Contributors welcome .....

No longer required in order to contribute an article
In the four years this blog has been running as the companion volume to the main Deighton Dossier website, it's become the main - only (?) - regularly updated presence for readers and fans of Len Deighton's work. Viewership is growing and I've noticed in recent months and increase in commentary on some of the blog posts.

In comparison to some of the main Ian Fleming/James Bond sites, of course, things are a little slower and smaller scale - but, nonetheless, important, given Len's contribution to the spy fiction genre and the continued enjoyment many thousands of blog readers get from them.

This post has a simple message: I'm happy to feature on this blog ideas and views about Len's work beyond just my own. If there are reviews, commentaries, questions which you as a blog reader want to contribute on here, and further the global discussion about all of Len's works, do please get in touch - I'd welcome new perspectives.

So, feel free to get in touch if you've got ideas about themes like:
  • The casting for the planned TV mini-series of Game, Set and Match
  • Which of Len's books you've meant to read, but never have
  • Tales from the bookstore .... stories of collecting
  • How would you make the missing Harry Palmer movie, Horse Under Water?
  • Was Len right to withdraw broadcast/DVD rights to the 1988 Granada adaptation of Game, Set and Match?
  • What would be in a prequel to Berlin Game?
  • Which writers would readers of Len Deighton's work also enjoy?
  • Do you agree with Len's take on the conduct of the Battle of Britain, in Fighter?
... and many other possible ideas.

This is, then, an open invitation to readers to share your views. Please get in touch if you've got something you'd like to put up (subject to editorial review to conform to the terms and conditions of the site, etc).

Saturday 17 May 2014

Review - New edition - "Blitzkrieg" by Len Deighton

Technology & humanity
Blitzkrieg: from the rise of Hitler to the fall of Dunkirk is the third of the recent reissues by Harper Collins' non-fiction arm, William Collins, and a great looking edition it is too. It is one of the books that added to Len's reputation not just as a great storyteller but a top-rate historian, who drew on his fascination with detail and technology to look at the impact of armaments and new weaponry on the conduct of war.
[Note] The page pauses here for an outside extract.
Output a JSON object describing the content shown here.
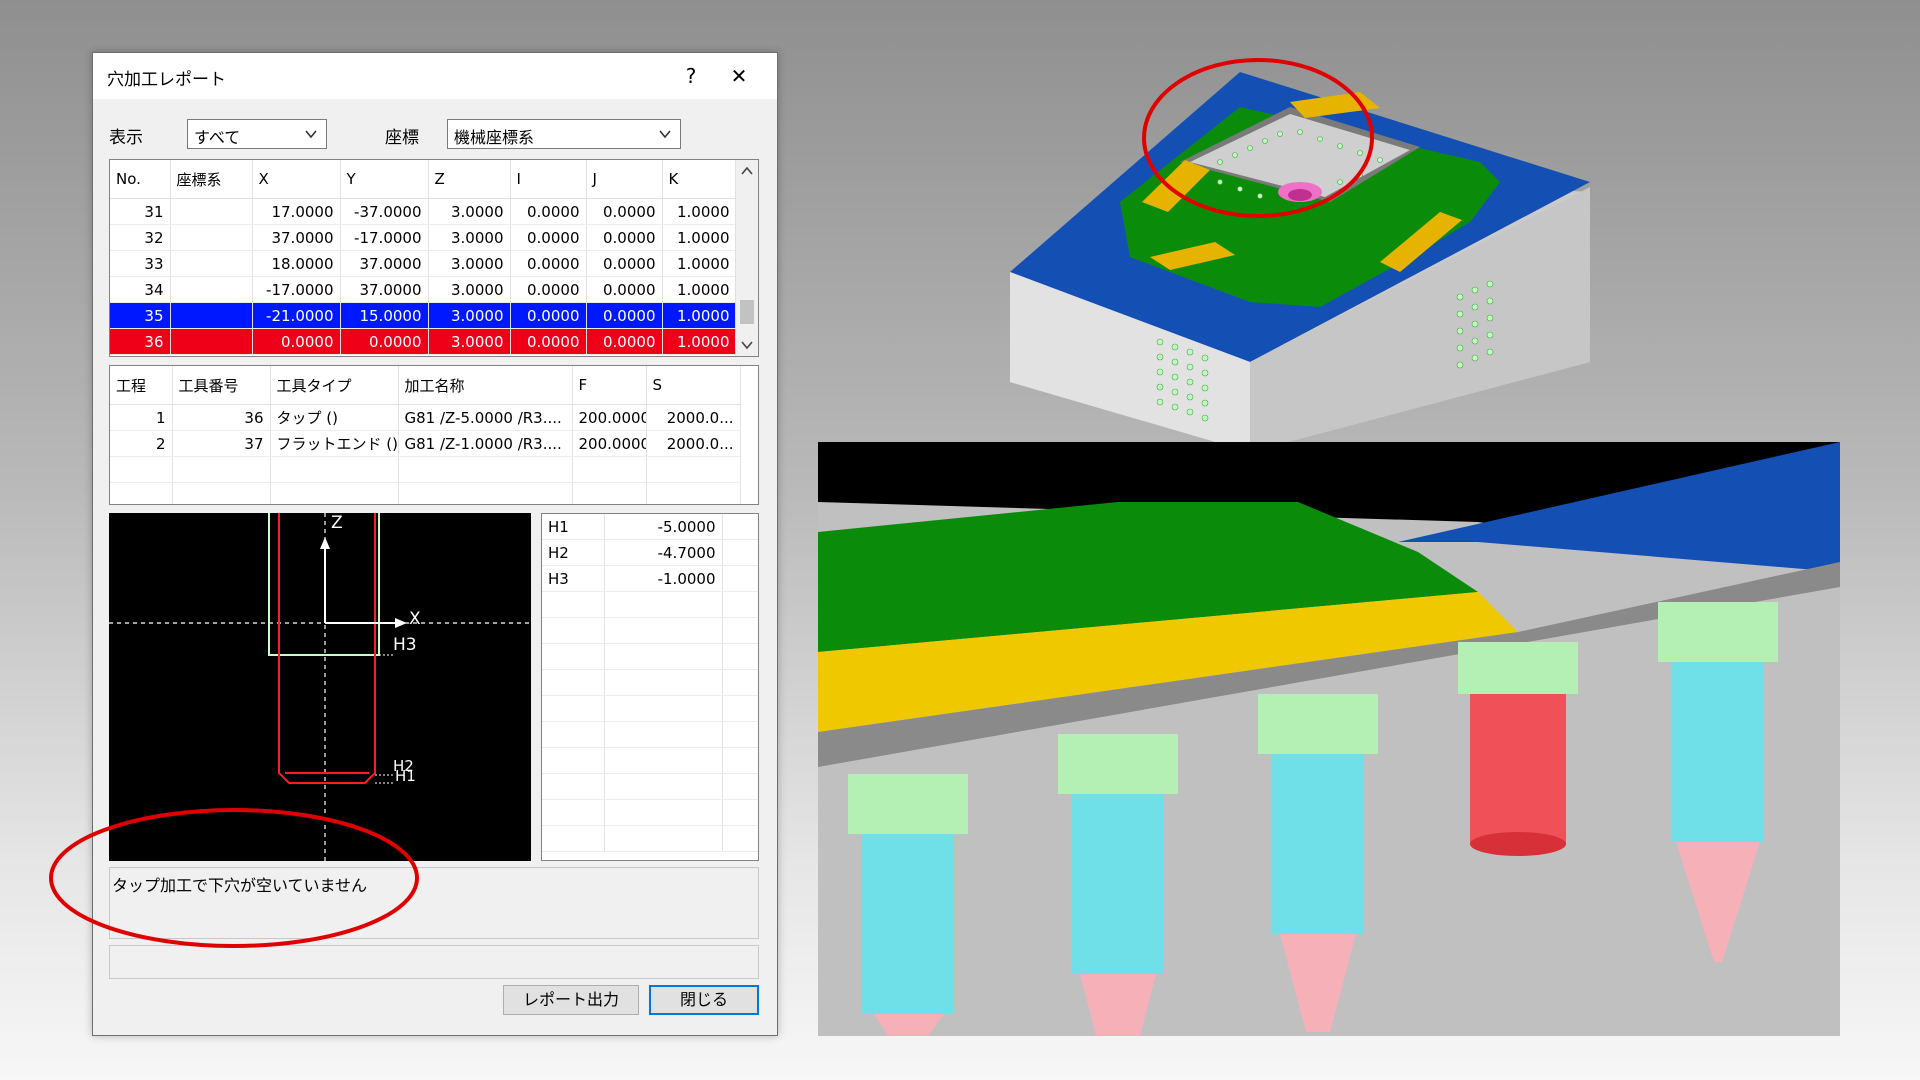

This book, originally published in 1979, is clearly a labour of love by Len who, as a figure of some note in the post-war period, was able to use his status as a writer to get access to top research material and speak with some of the individuals who were involved in the conduct of the German Blitzkrieg technique. So, for instance, the book still retains the foreword by General Nehring, Guderian's Chief of Staff and someone who was closely involved in the development of 'lightning war'. It's fascinating to read in this foreword how the German's sought to develop the "art of surprise" in warfare, and Guderian comes across as a driven man who was keen to exploit the speed of the Blitzkrieg technique but was often frustrated by the decision of senior staff, not least Hitler.
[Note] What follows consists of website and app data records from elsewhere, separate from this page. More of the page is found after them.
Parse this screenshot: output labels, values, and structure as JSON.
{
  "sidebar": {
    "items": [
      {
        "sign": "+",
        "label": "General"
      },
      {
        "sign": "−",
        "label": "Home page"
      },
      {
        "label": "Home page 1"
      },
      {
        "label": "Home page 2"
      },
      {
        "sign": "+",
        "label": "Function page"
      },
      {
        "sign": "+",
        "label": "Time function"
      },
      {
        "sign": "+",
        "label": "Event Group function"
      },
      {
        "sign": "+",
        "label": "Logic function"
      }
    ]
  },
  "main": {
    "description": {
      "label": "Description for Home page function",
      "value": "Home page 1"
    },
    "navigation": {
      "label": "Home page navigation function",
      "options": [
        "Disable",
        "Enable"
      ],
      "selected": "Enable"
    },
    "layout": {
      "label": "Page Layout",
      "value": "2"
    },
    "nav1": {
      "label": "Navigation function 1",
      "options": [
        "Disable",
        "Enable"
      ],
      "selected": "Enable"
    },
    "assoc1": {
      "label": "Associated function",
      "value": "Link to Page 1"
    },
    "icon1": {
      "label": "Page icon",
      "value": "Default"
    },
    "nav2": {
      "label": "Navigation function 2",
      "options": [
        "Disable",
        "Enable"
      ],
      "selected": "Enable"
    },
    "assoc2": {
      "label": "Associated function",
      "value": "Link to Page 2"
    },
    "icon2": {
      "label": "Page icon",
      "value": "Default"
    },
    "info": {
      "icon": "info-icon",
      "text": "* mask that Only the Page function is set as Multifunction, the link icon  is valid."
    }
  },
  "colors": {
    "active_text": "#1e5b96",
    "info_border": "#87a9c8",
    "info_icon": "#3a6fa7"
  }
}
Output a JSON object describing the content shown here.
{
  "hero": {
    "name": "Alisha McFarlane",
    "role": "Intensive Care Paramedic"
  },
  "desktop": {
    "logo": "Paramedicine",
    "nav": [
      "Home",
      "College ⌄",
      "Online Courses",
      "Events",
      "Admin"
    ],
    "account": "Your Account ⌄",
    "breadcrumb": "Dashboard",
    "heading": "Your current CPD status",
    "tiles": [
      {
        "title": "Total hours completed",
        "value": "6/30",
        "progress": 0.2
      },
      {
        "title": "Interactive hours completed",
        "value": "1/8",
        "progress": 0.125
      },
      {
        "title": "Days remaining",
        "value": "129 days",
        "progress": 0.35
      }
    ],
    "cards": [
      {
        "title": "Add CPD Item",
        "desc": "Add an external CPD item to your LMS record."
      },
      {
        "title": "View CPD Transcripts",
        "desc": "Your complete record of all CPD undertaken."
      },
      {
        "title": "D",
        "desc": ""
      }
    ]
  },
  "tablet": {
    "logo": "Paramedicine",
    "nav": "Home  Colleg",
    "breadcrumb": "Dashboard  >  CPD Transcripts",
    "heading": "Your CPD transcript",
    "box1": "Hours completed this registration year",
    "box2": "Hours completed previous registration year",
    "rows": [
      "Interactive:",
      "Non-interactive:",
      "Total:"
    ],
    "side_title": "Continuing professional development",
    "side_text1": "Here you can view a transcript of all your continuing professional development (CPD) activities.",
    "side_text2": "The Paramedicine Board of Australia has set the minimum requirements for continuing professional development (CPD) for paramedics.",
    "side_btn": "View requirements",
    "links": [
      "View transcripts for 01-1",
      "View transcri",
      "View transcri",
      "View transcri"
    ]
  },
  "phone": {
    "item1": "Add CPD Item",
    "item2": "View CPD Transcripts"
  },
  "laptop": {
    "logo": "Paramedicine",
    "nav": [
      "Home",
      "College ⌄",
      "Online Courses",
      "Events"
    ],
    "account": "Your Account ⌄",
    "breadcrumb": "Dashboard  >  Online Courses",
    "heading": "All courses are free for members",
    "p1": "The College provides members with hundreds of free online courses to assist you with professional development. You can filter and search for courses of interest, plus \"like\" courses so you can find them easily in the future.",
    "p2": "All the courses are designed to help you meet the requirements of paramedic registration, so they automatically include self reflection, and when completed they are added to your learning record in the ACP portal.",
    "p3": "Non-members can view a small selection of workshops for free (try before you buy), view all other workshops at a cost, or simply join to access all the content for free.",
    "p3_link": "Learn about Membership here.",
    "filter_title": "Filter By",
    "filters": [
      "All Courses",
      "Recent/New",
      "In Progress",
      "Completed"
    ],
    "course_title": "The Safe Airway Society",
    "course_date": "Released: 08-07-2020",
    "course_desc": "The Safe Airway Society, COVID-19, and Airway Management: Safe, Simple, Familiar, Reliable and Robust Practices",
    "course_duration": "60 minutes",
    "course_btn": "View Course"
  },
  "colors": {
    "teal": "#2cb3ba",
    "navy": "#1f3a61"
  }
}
General Nehring in 1979 seemed convinced in his foreword that Hitler, "the amateur", made a great mistake in calling a halt to the Blitzkrieg attacks in northern France that allowed the British to evacuate from Dunkirk and retain sufficient forces which could be used again in 1944. The Germans, he thinks, were "robbed of an easy victory.
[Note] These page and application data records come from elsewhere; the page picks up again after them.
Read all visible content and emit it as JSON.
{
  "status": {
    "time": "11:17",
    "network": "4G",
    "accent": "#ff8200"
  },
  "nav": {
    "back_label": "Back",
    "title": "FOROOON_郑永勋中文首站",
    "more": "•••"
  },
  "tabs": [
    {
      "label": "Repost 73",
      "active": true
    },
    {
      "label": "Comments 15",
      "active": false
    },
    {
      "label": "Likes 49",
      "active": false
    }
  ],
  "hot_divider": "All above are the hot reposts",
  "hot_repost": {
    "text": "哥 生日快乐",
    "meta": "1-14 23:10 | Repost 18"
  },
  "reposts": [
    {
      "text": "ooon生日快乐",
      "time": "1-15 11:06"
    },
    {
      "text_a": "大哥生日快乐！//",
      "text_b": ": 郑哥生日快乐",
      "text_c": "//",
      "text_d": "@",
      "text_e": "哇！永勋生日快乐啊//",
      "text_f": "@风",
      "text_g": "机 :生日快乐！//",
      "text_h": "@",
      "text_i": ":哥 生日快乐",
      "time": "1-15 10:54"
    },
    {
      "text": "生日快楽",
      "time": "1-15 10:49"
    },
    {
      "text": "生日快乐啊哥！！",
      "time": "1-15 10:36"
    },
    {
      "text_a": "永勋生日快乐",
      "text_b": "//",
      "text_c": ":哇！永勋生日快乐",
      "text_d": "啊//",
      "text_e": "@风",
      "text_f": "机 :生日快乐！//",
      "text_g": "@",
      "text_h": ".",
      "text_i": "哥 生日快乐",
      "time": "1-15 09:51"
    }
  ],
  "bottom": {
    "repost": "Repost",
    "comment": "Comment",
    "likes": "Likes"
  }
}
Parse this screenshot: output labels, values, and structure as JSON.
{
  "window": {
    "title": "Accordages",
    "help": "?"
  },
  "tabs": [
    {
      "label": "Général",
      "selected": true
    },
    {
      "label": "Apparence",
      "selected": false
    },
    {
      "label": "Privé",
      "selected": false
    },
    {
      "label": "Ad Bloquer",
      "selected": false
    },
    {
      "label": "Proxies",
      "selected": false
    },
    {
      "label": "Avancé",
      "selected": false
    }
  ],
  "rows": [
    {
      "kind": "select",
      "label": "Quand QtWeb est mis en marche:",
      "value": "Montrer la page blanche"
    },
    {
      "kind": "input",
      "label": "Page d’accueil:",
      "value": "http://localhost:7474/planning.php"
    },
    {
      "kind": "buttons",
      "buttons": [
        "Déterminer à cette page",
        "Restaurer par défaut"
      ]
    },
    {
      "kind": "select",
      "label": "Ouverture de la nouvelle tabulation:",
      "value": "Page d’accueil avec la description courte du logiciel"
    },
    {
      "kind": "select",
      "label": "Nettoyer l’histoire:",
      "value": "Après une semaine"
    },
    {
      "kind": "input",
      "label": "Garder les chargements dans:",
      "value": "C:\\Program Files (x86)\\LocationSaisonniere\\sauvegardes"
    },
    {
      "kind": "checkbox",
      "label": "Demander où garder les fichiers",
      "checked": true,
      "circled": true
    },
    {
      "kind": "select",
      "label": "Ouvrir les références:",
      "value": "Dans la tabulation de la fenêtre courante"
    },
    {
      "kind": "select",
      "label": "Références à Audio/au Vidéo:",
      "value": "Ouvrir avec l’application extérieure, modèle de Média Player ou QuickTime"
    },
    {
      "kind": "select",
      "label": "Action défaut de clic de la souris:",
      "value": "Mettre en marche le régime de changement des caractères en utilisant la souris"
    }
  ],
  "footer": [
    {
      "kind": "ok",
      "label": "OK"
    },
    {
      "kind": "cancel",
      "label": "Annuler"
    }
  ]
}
What I've always enjoyed about this book, which looks at the attacks on the west in 1940 in great detail, is the illustrations that accompany the text. These were not done by Len himself - though I think his training would have permitted him to do so - but rather by another illustrator, Denis Bishop, who is referenced at the end of the book in the acknowledgements. The best illustration in the book is right at the start: a two-page illustration of a "typical Panzer division". The reader can see on the page each type of tank, the number in each regiment, how the regiments lined up as a division, and also all the accompanying forces which made any tank division run effectively: the engineers, the motorcycle divisions, the reconnaissance teams, and the signallers. All there on one page: the collective might of a Panzer division, which led by military geniuses like Guderian, were such an effective fighting force in the first half of the Second World War.